There are short, albeit impressionable, poetic moments where EMO reminds us we are in the theatre. At one point, the two on-stage camera men escape their anonymity/invisibility and break out in Fred Astaire moves mimicking either floating satellites or mirroring the movement of statistical graphs. Paul Abacus recedes in the background while this little dance soon disappears as it appears.
The visual props are reminiscent of 1970’s experimental video with its low resolution contrasted with today’s design trend of 3D data maps and our fond memories of watching David Letterman running back stage. The live video and animations literally illustrate or echo the actor and his words. All of this staging- the black box, the camera men, the live video feed, the giant screen, the ranting voice, the data graphs, the charisma are props that point out the various forms screen-based humans practice to persuade, to sell, to reason in an age where we can no longer just speak words to tell a story.
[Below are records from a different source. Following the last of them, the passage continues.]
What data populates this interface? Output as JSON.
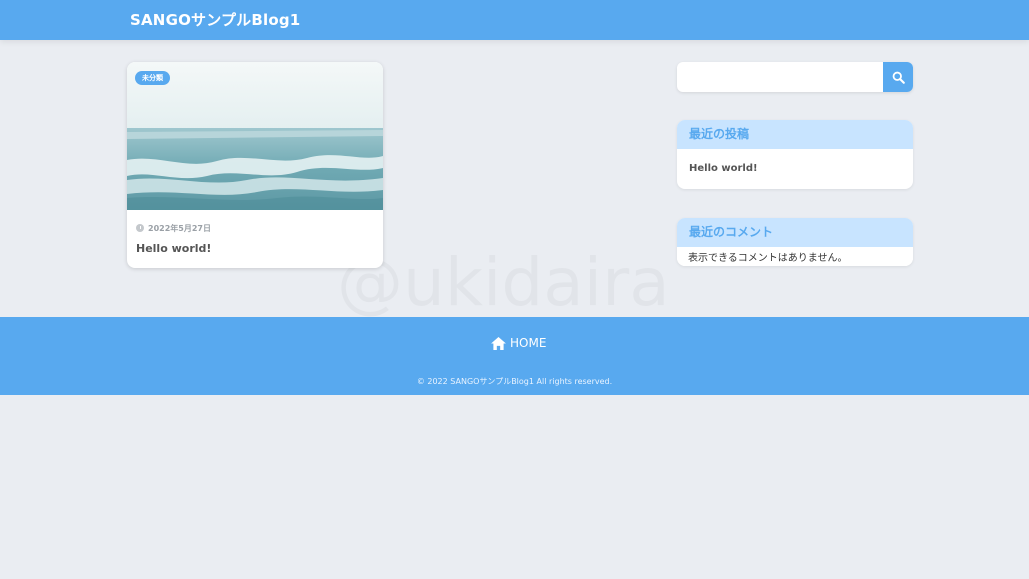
{
  "header": {
    "site_title": "SANGOサンプルBlog1"
  },
  "watermark": "@ukidaira",
  "post_card": {
    "category": "未分類",
    "date": "2022年5月27日",
    "title": "Hello world!",
    "thumbnail_icon": "ocean-waves-image"
  },
  "search": {
    "placeholder": "",
    "button_icon": "search-icon"
  },
  "widgets": {
    "recent_posts": {
      "title": "最近の投稿",
      "items": [
        "Hello world!"
      ]
    },
    "recent_comments": {
      "title": "最近のコメント",
      "empty_text": "表示できるコメントはありません。"
    }
  },
  "footer": {
    "home_label": "HOME",
    "copyright": "© 2022 SANGOサンプルBlog1 All rights reserved."
  },
  "colors": {
    "accent": "#58a9ef",
    "widget_header": "#c8e4ff",
    "background": "#eaedf2"
  }
}
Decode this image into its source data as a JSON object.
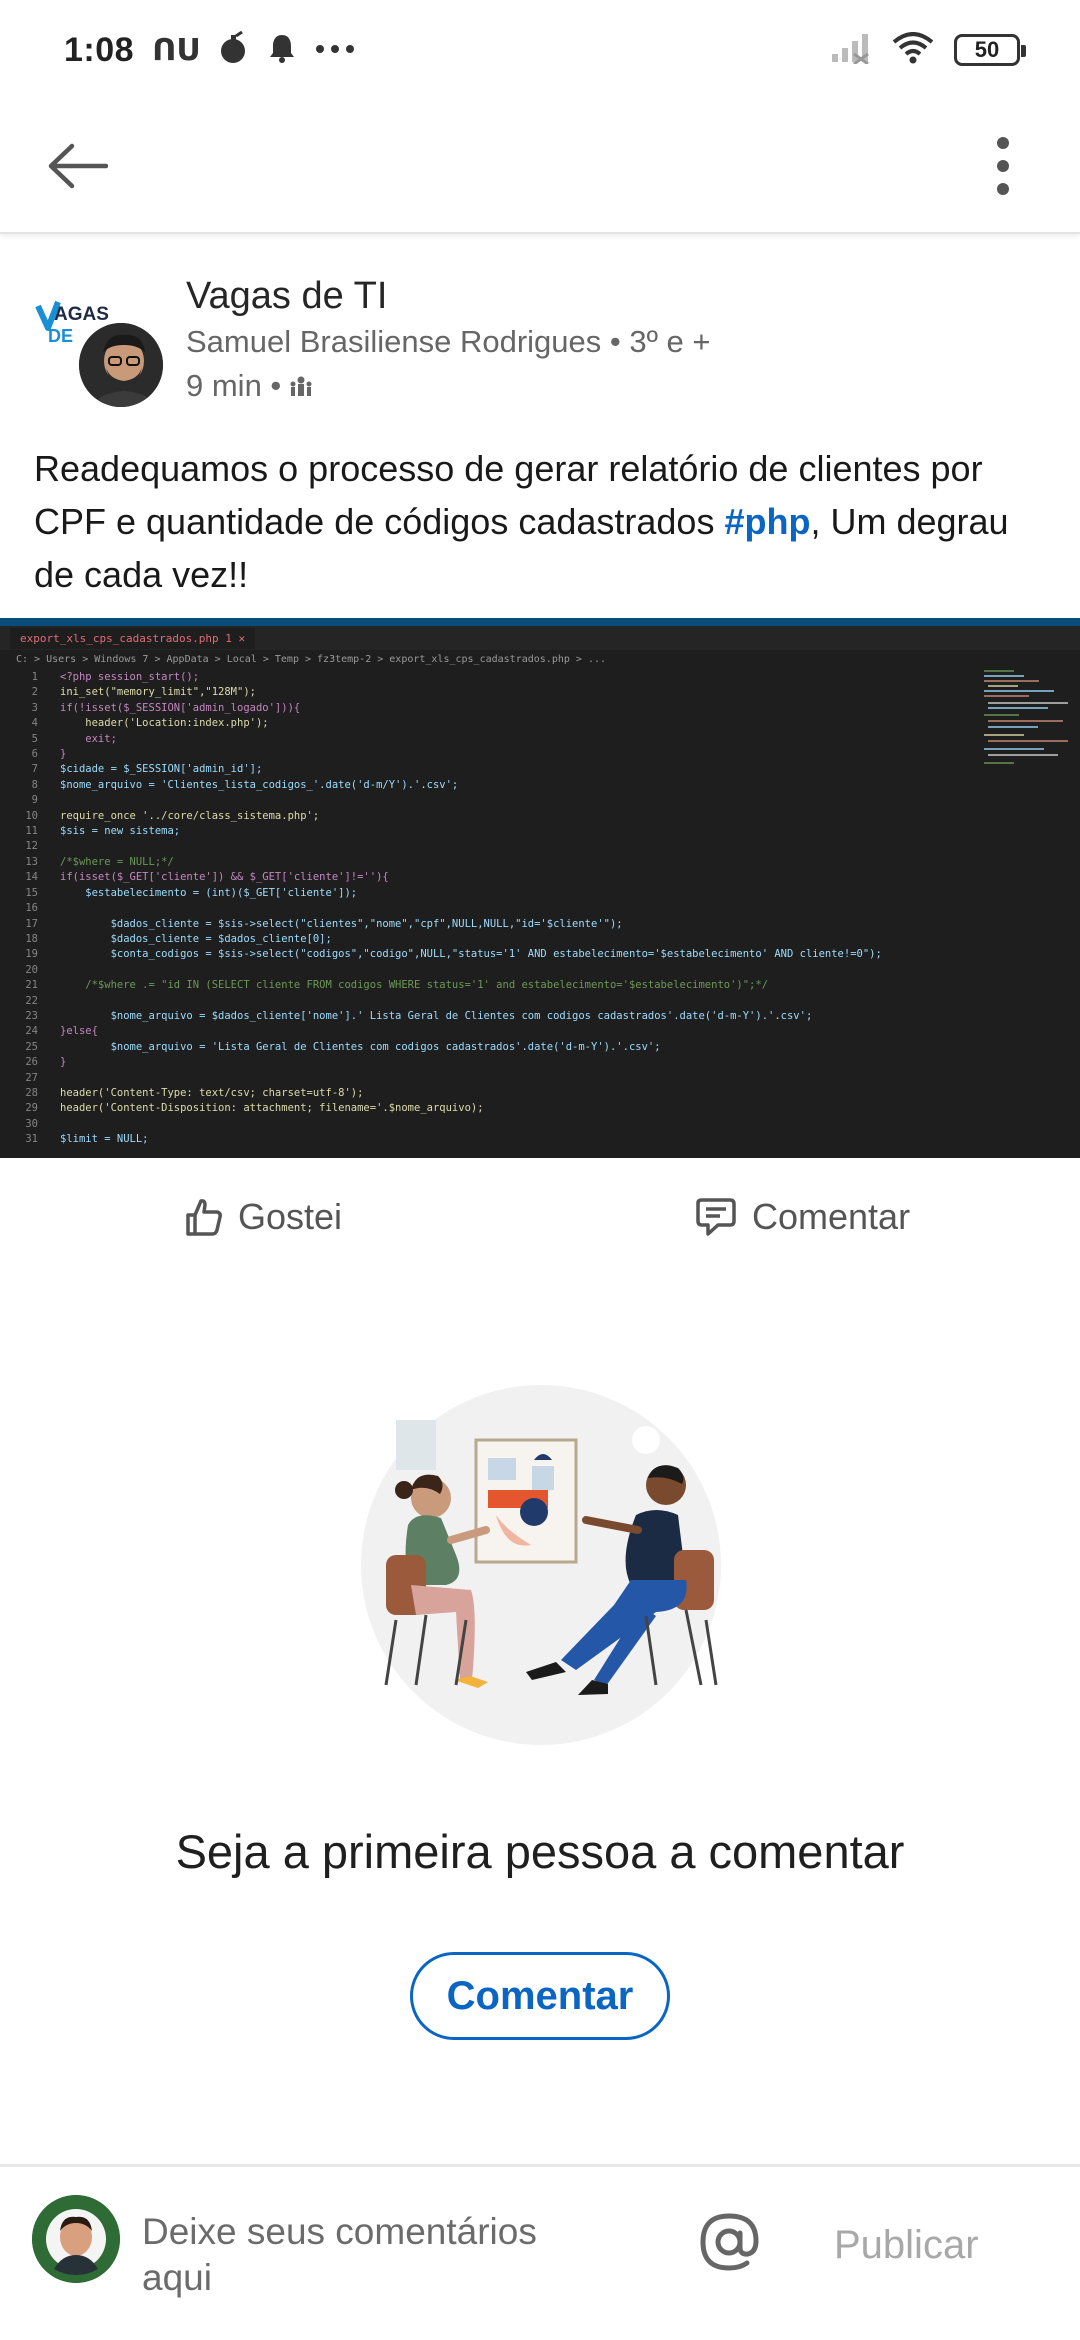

Angie Eng (http://angieeng.com) is a media artist who works in video, installation and time-based performance. Her work has been performed and exhibited at established venues such as, Whitney Museum at Philip Morris, Lincoln Center Video Festival, The Kitchen, New Museum of Contemporary Art, Renssalaer Polytechnic Institute, Eyebeam Art and Technology Center, Roulette Intermedium , Bronx Museum, Artists Space, Art in General , Anthology Film Archives, Experimental Intermedia and Cité de la Musique. Her videos have been included in digital art festivals in local and international venues in Cuba, France, Greece, Japan, Holland, Germany, Former Yugoslavia and Canada. For her multimedia and new media projects she has received grants and commissions : New Radio and Performing Arts, Harvestworks, Art In General, Lower Manhattan Cultural Council, New York State Council on the Arts, Jerome Foundation, Alternative Museum, and Experimental TV Center Finishing Funds and Foundation for Contemporary Arts. She has worked with composers, dancers, theatre, sound and video artists including: Ron Anderson (Molecules), Rhys Chatham, Audrey Chen, Luke DuBois, Vincent Epplay, Yuko Fujiyama, Jon Giles, Andy Grayton, Sofi Hémon, Jason Kao Hwang, Simon Hostettler, Jessica Higgins, Hoppy Kamiyama, Zach Layton, Okkyung Lee, David Linton, Jarryd Lowder, Shoko Nagai, Matthew Ostrowski, Jean Jacques Palix, Zeena Parkins, Ludovic Poulet, Rémi Préchac, Liminal Projects, Kyoko Kitamura, David Linton, Thierry Madiot, Geoff Matters, Ikue Mori, Pauline Oliveros, Jane Scarpantoni, Peter Scherer, Kevin Shea (Talibam), David Simms (Jesus Lizards), Jim Staley, Satoshi Takeishi, Yumiko Tanaka,Keiko Uenishi, Elisabeth Valletti, Vire Volte Theatre, Nancy Meli Walker and David Weinstein. She is also a European correspondent for AOA (Artist Organized Art) to support a critical dialogue between artists, art practice and dissemination via public events. She lives between New York City and Paris.